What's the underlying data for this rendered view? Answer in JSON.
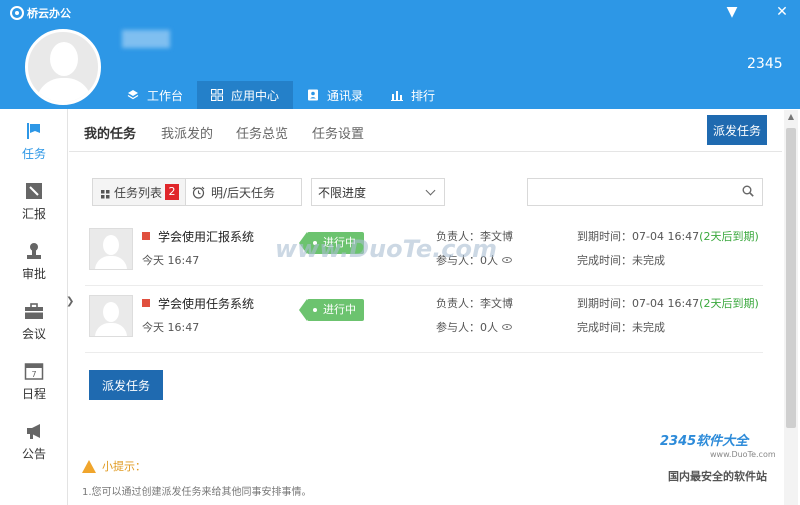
{
  "app": {
    "title": "桥云办公",
    "user_id": "2345"
  },
  "window": {
    "minimize": "▼",
    "close": "✕"
  },
  "nav": {
    "items": [
      {
        "label": "工作台",
        "icon": "layers-icon"
      },
      {
        "label": "应用中心",
        "icon": "grid-icon"
      },
      {
        "label": "通讯录",
        "icon": "contacts-icon"
      },
      {
        "label": "排行",
        "icon": "bar-chart-icon"
      }
    ],
    "active": "应用中心"
  },
  "sidebar": {
    "items": [
      {
        "label": "任务",
        "icon": "flag-icon"
      },
      {
        "label": "汇报",
        "icon": "report-icon"
      },
      {
        "label": "审批",
        "icon": "stamp-icon"
      },
      {
        "label": "会议",
        "icon": "briefcase-icon"
      },
      {
        "label": "日程",
        "icon": "calendar-icon",
        "day": "7"
      },
      {
        "label": "公告",
        "icon": "megaphone-icon"
      }
    ],
    "active": "任务"
  },
  "tabs": {
    "items": [
      "我的任务",
      "我派发的",
      "任务总览",
      "任务设置"
    ],
    "active": "我的任务",
    "dispatch_label": "派发任务"
  },
  "filters": {
    "task_list_label": "任务列表",
    "task_list_count": "2",
    "upcoming_label": "明/后天任务",
    "progress_value": "不限进度",
    "search_placeholder": ""
  },
  "tasks": [
    {
      "title": "学会使用汇报系统",
      "time": "今天 16:47",
      "status": "进行中",
      "owner": "负责人：李文博",
      "members": "参与人：0人",
      "due": "到期时间：07-04 16:47",
      "due_note": "(2天后到期)",
      "completion": "完成时间：未完成"
    },
    {
      "title": "学会使用任务系统",
      "time": "今天 16:47",
      "status": "进行中",
      "owner": "负责人：李文博",
      "members": "参与人：0人",
      "due": "到期时间：07-04 16:47",
      "due_note": "(2天后到期)",
      "completion": "完成时间：未完成"
    }
  ],
  "main": {
    "dispatch_label": "派发任务"
  },
  "tip": {
    "title": "小提示：",
    "text": "1.您可以通过创建派发任务来给其他同事安排事情。"
  },
  "watermarks": {
    "center": "www.DuoTe.com",
    "brand": "2345软件大全",
    "url": "www.DuoTe.com",
    "slogan": "国内最安全的软件站"
  },
  "colors": {
    "primary": "#2d97e6",
    "nav_active": "#2480c9",
    "button": "#1f6ab0",
    "status_green": "#6cc36f",
    "alert_red": "#e0262a"
  }
}
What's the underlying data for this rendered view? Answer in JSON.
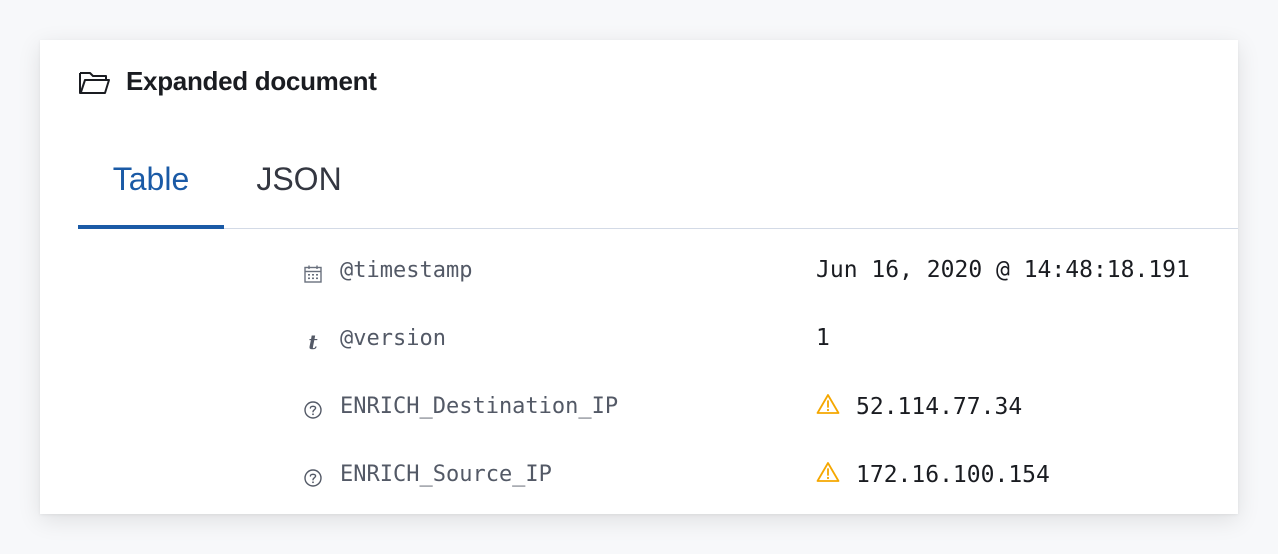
{
  "panel": {
    "title": "Expanded document",
    "title_icon": "folder-open-icon"
  },
  "tabs": [
    {
      "label": "Table",
      "selected": true
    },
    {
      "label": "JSON",
      "selected": false
    }
  ],
  "fields": [
    {
      "type_icon": "calendar-icon",
      "name": "@timestamp",
      "value": "Jun 16, 2020 @ 14:48:18.191",
      "warning": false
    },
    {
      "type_icon": "string-type-icon",
      "type_glyph": "t",
      "name": "@version",
      "value": "1",
      "warning": false
    },
    {
      "type_icon": "question-circle-icon",
      "name": "ENRICH_Destination_IP",
      "value": "52.114.77.34",
      "warning": true
    },
    {
      "type_icon": "question-circle-icon",
      "name": "ENRICH_Source_IP",
      "value": "172.16.100.154",
      "warning": true
    }
  ],
  "colors": {
    "accent": "#1a5aa6",
    "warning": "#f5a700",
    "text": "#1a1c21",
    "muted": "#535966"
  }
}
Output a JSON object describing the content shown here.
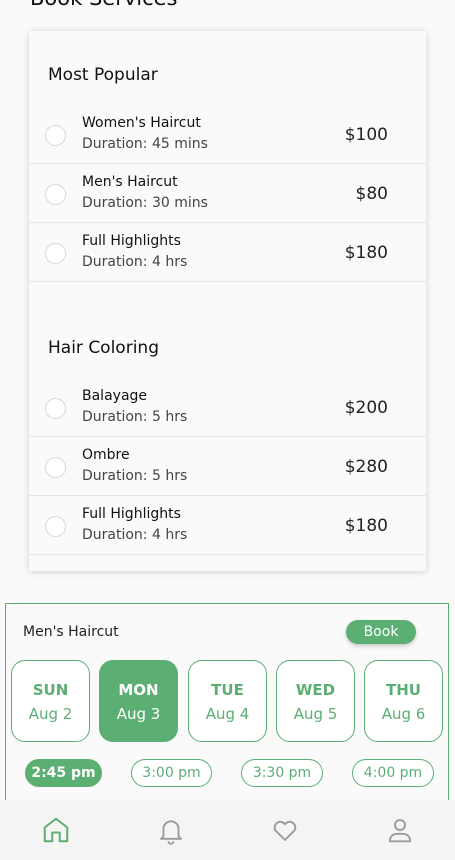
{
  "page": {
    "title": "Book Services"
  },
  "sections": [
    {
      "title": "Most Popular",
      "services": [
        {
          "name": "Women's Haircut",
          "duration": "Duration: 45 mins",
          "price": "$100"
        },
        {
          "name": "Men's Haircut",
          "duration": "Duration: 30 mins",
          "price": "$80"
        },
        {
          "name": "Full Highlights",
          "duration": "Duration: 4 hrs",
          "price": "$180"
        }
      ]
    },
    {
      "title": "Hair Coloring",
      "services": [
        {
          "name": "Balayage",
          "duration": "Duration: 5 hrs",
          "price": "$200"
        },
        {
          "name": "Ombre",
          "duration": "Duration: 5 hrs",
          "price": "$280"
        },
        {
          "name": "Full Highlights",
          "duration": "Duration: 4 hrs",
          "price": "$180"
        }
      ]
    }
  ],
  "booking": {
    "service": "Men's Haircut",
    "book_label": "Book",
    "days": [
      {
        "dow": "SUN",
        "date": "Aug 2",
        "selected": false
      },
      {
        "dow": "MON",
        "date": "Aug 3",
        "selected": true
      },
      {
        "dow": "TUE",
        "date": "Aug 4",
        "selected": false
      },
      {
        "dow": "WED",
        "date": "Aug 5",
        "selected": false
      },
      {
        "dow": "THU",
        "date": "Aug 6",
        "selected": false
      }
    ],
    "times": [
      {
        "label": "2:45 pm",
        "selected": true
      },
      {
        "label": "3:00 pm",
        "selected": false
      },
      {
        "label": "3:30 pm",
        "selected": false
      },
      {
        "label": "4:00 pm",
        "selected": false
      }
    ]
  },
  "nav": {
    "items": [
      {
        "icon": "home-icon",
        "active": true
      },
      {
        "icon": "bell-icon",
        "active": false
      },
      {
        "icon": "heart-icon",
        "active": false
      },
      {
        "icon": "user-icon",
        "active": false
      }
    ]
  },
  "colors": {
    "accent": "#5caf73",
    "inactive_icon": "#9a9a9a"
  }
}
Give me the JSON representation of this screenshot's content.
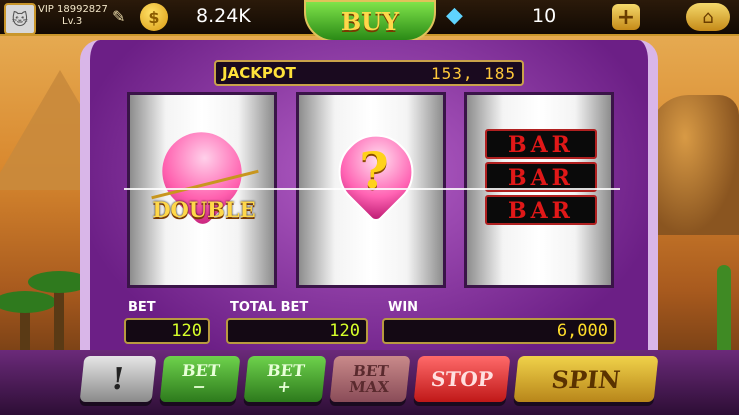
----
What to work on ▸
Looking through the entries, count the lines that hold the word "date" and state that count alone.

Task answer ▸
5